A photo dated Jan. 9, 2019, showing the cover of “Alerta Rojo” (Red Alert), a book that recounts the sexual abuse, theft, addiction, poverty, hunger, cold and overcrowded conditions endured over the past 20 years by aspiring players who have lived at Argentine soccer club Independiente’s youth boarding house. EPA-EFE/Sebastian Meresman
Buenos Aires, Jan 12 (efe-epa).- Sexual abuse, theft, addiction, poverty, hunger, cold and overcrowded conditions are some of the hardships endured over the past 20 years by aspiring players who have lived at Argentine soccer club Independiente’s youth boarding house.
Those abuses have been brought to light thanks to a recently published book in the South American nation.
Francisco “Panqui” Molina and his brother Pedro Molina – journalists and fans of Independiente, one of Argentina’s most popular clubs – recount in “Alerta Rojo” (Red Alert) the ordeal of promising members of Independiente’s youth teams.
Despite the horrific details, the authors told EFE that the living conditions of these children have improved and ceased to be inhuman a few years ago.
Independiente, a team based in Greater Buenos Aires that holds the record for number of titles (seven) in Copa Libertadores, South America’s premier club soccer tournament, has effected just two major sales of youth players over the past 15 years: Sergio Aguero (sold to Atletico Madrid) and Ezequiel Barco (to Atlanta United).
“They’re two oases in the middle of the desert.

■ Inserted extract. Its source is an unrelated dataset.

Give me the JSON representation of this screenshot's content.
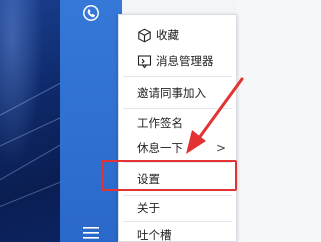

It’s hard to explain. Every once in a while kids appear who because of their very positive characteristics, or even their mental toughness, are able to overcome these situations,” Pedro Molina said.
The book contains distressing testimonials from individuals who have lived or worked in the boarding house over the past two decades.
In 2012, 82 children lived in the house even though its maximum capacity was just 55.
Some slept on mattresses on the floor. Drugs, violence, robberies were commonplace, and members of the team’s “barra brava” (a gang notorious for running a variety of rackets at soccer games) were often lurking around the premises.
Many of the youth players hid these details from their parents for fear of being kicked out of the club.
The authors also wrote about the sexual abuses suffered by several of the minors, crimes that came to light in March 2018 and led to the arrests of several men accused of paying Independiente youth players small amounts of money for sex.
One young player told of the abuse he suffered in meetings with the club’s psychologist, Ariel Ruiz, who explained to the Molina brothers that the abusers took advantage of the youths’ socio-economic needs.
Francisco Molina, however, said that conditions at Independiente’s boarding house have improved in recent years.